Not in the “burbs” of course but it appears efforts to specifically revitalized downtown have continued to fail. Since the city’s attempted downtown Marketplace fiasco in the late eighties, efforts over the past thirty years to bring new interest in visiting downtown has been a roller coaster ride. Combine these previous failures with current issues of the decline of the area surrounding the coliseum, and the decline of coliseum itself, along with the failed attempt to locate a new minor league baseball park in Shockoe Bottom, leaves one with little hope. Add to the mix the Shockoe Bottom violence and the dilapidated condition of the city roads and infrastructure, all are contributing to the perception of incompetent city government who get some things right and too many things wrong.
The only glue holding downtown together is the presence of Virginia state government. But state government’s effect is largely one of weekday, daylight hours. Another indicator of downtown decay was the recent pull out of a major, premium, Shockoe-located restaurant in the form of Morton’s Steakhouse, illustrating a trend that is not positive for the city center as a nighttime destination.

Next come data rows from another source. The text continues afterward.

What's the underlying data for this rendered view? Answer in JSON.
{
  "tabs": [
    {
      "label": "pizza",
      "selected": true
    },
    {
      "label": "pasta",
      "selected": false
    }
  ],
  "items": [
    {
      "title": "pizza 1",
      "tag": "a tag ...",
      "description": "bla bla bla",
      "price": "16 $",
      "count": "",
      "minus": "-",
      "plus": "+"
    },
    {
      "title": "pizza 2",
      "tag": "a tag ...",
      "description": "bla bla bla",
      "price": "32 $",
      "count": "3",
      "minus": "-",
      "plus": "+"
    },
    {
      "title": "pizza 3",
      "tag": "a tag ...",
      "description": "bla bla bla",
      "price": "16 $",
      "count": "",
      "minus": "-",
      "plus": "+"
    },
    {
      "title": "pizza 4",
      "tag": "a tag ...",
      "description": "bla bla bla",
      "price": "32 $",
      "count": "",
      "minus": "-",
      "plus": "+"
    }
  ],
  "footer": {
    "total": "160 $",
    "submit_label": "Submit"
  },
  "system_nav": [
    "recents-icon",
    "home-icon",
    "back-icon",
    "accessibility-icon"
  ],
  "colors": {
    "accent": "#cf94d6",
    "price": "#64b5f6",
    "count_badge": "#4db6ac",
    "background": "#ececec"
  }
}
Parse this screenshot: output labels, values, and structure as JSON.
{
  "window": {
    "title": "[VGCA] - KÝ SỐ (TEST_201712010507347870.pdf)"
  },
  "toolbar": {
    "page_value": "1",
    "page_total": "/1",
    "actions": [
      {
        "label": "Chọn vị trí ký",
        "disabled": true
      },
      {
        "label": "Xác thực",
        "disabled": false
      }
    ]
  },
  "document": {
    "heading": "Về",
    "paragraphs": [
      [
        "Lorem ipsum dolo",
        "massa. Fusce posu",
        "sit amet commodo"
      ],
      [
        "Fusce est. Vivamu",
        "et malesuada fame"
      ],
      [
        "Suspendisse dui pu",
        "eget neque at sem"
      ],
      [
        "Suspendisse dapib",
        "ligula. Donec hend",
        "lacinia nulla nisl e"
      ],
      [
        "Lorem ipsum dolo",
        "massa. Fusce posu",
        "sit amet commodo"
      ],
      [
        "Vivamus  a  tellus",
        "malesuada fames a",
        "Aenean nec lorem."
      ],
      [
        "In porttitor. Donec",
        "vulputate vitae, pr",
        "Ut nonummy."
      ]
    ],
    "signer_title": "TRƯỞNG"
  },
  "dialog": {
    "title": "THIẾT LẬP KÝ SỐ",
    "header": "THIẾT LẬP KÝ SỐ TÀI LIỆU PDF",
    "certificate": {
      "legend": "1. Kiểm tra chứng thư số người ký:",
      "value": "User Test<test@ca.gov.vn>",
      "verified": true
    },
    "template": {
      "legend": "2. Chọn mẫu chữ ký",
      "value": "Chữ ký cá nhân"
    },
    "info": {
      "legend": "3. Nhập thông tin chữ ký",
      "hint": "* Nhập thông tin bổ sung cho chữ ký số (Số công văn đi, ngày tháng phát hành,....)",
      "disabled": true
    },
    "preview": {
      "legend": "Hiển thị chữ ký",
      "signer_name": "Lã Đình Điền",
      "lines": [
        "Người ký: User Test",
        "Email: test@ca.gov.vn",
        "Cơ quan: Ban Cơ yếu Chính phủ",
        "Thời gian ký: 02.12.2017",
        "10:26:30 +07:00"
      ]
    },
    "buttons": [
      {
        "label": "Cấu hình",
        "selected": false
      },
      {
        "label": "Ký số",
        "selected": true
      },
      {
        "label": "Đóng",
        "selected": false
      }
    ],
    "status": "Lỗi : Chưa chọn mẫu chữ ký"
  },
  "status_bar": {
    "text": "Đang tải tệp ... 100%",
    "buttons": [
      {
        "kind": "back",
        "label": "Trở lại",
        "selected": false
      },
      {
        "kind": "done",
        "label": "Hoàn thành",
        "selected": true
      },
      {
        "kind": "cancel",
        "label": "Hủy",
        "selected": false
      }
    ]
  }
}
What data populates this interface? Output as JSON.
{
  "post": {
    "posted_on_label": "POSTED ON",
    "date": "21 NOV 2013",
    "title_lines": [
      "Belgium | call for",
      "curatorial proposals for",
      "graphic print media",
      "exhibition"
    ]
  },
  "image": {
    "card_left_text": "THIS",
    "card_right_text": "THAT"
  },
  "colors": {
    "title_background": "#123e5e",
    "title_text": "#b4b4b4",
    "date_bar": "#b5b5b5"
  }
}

Now, as BLM protesters, unfortunately associated with rioting, arson, and looting, take possession of the city center after dark, any desire by those who came into the city for dining and entertainment may be gone for good. As a further consequence, the outward reputation of the community as a safe place to live, work and raise a family is now significantly tarnished.
Regardless of how you view what has happened and why, this violence is proverbial “poison in the water” for this city. Will Fortune 1000 businesses locate here? Will the ones that are here find a reason to move? Will the conversion of old downtown office buildings into apartment towers continue? Will developers, who could have brought the means for conversion of derelict areas of downtown real estate into vibrant, attractive destinations, bring new proposals to city government? This appears now much less likely.
And this is not just poison for the city proper but for the entire metro-area. Fear is growing that these sorts of disturbances will find their way to the surrounding counties. These counties make up more than two thirds of the metro-area population. Prospective buyers, developers and businesses may look elsewhere to bring their buying power and jobs. Fewer jobs, fewer residents lead to a smaller tax base and spiraling decline that has very painfully affected many other communities.
How sad that this could be the beginning of a period of decline for this community. With the ocean and the mountains less than two hours away, not to mention the James River running right through town, Williamsburg less than an hour away, and the nation’s capital just two hours to the north, Richmond is well positioned as an attractive location for business and family. If you also consider the relatively low cost of living, quality schools (with the exception of many schools in the city proper) and the temperate climate, it aggregates to an extremely attractive picture. But that is not what the world is seeing and hearing about this community today. They are seeing lawlessness, rioting, arson, looting, three police chiefs in less than 30 days, as well as inept, ineffective city and state leadership.
For all of those who love this community for many of the previously mentioned attributes, this is the first time many have spoken openly about leaving it. Is this the beginning of the end of a great resurgent period for this community?